This week, Mitch has brought a newspaper to show Morrie a particular quote from a media mogul who had recently failed to acquire a television network: "I don't want my tombstone to read 'I never owned a network.'" Mitch wondered if this billionaire found himself in the same position as Morrie, if he'd be concerned about such a thing. Morrie says the issue is with valuing the wrong things.
Money here joins the idea of the media as a negative entity. Note also that this mogul is making jokes about his tombstone when there's no indication that he's anywhere close to death, hence Morrie's bemusement at his statement. Morrie sees the ridiculousness because he is close to death.
Morrie is having a good day after having an a cappella group perform for him the night before. Mitch tells the reader that while Morrie has always loved music, after his diagnosis his love of music has become so strong it makes him cry. Mitch continues addressing the reader directly, saying that while Morrie had always been one for simple pleasures, material things now hold little if any significance for him.
This is connected as well with Morrie's love of dance.
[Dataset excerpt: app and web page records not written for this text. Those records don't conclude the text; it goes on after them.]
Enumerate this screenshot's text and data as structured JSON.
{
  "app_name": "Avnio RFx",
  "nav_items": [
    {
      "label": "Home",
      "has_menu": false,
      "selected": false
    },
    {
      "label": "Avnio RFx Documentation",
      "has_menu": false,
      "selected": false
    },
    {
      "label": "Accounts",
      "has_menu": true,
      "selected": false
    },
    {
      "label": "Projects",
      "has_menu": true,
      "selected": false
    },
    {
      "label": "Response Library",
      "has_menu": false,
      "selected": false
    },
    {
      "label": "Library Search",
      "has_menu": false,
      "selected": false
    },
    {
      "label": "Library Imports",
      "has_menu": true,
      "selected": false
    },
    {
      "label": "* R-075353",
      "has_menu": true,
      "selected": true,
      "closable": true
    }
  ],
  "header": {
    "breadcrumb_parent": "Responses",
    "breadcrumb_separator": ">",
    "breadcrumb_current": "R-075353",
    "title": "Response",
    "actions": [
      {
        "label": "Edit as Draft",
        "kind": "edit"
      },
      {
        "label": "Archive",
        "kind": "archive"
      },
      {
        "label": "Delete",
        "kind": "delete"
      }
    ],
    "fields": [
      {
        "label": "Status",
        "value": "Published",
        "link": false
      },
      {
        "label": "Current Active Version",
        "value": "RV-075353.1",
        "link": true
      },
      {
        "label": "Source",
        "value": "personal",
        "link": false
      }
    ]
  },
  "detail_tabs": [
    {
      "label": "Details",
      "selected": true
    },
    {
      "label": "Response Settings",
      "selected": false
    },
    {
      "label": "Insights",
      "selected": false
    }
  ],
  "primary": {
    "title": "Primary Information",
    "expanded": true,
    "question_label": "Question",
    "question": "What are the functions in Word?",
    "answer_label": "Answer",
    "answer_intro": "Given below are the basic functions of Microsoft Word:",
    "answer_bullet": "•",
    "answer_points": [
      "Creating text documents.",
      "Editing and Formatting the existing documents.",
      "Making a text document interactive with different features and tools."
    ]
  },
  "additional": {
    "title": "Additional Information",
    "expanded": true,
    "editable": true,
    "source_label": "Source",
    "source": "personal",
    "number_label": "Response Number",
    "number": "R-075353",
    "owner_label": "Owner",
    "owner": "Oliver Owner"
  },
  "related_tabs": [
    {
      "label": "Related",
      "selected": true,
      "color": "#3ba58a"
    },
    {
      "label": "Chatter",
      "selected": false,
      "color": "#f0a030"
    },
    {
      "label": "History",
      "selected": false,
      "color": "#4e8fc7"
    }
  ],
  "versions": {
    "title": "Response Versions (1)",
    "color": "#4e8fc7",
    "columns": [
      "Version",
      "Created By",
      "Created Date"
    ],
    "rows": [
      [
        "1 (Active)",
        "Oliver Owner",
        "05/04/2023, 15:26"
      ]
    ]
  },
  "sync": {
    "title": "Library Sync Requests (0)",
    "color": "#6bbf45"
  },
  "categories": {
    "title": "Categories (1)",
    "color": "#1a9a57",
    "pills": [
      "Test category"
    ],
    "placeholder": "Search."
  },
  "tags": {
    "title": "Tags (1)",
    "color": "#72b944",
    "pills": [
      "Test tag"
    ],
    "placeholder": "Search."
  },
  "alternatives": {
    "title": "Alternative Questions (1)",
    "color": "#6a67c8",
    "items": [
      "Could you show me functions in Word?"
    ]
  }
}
He can still enjoy music despite not being able to move to it physically. Morrie is also very entrenched in his personal culture, now that he's completely given up on the modern culture that says he must acquire material items.
Morrie continues the discussion about money, saying that people in the US are brainwashed by hearing over and over again that owning things, having more money, and other such things are good and necessary. Morrie says that he interprets people who are only interested in acquiring new, bigger, and better things as really saying that they're so hungry for love that the things became substitutes. He continues, saying that money and power aren't substitutes for tenderness.
Despite the conversation being about money, true to form, Morrie brings it back to people's need for love. Morrie is also railing against modern culture here, which doesn't value love and connection in the same way as he does.
Mitch looks around, noticing that nothing in Morrie's home is new or upgraded. Despite that, Mitch notes that the house changed drastically, and has become filled with love, teaching, friendship, and a variety of visitors. It was a wealthy home in spite of Morrie's rapidly shrinking bank account.
Mitch recognizes Morrie's house as the culminating symbol of Morrie's culture, filled with all the things and people Morrie finds important.
Morrie discusses the difference between wants and needs, saying then that many of the things we want don't provide satisfaction. Instead, to be satisfied, you must offer others what you have to give in terms of time, concern, or skills, which leads Mitch to compare Morrie to a boy scout. Morrie gives examples like teaching computer skills at a senior center or playing cards with hospital patients as places where people are needed. This, Morrie believes, is how you create a meaningful life: by devoting oneself to loving others, one's community, and creating something that provides purpose and meaning. He grins and pointedly notes that none of that includes a salary.
Mitch's boy scout comment is snarky and emphasizes that he's still not completely on board with what Morrie is saying. Remember, though, that Mitch has been doing exactly what Morrie is saying people need to not do in an attempt to find fulfillment in his own life. His discomfort with Morrie's words indicate that he's uncomfortable having to confront and consider what Morrie is saying and how it applies to his own life.
Mitch pretends to take notes while ruminating that he's spent much of his life pursuing more, nicer things, justifying it by comparing his desires to those of rich and famous athletes. Morrie interrupts Mitch's reverie to tell him that only being open and loving will allow Mitch to float between people of different statuses.
Mitch's discomfort is obvious, as he pretends to take notes so he can take in what Morrie's saying. Morrie's final thought here acknowledges that Mitch basically has to exist in modern culture, but that he can use Morrie's culture to exist more happily there.
Morrie asks Mitch why he thinks it's so important for Morrie to listen to the problems of others even while he's suffering and dying. Answering his own question, Morrie says that giving to people by listening to them is how he feels alive and even healthy. In this way, he says, people can avoid envy and dissatisfaction because giving time in this way provides purpose.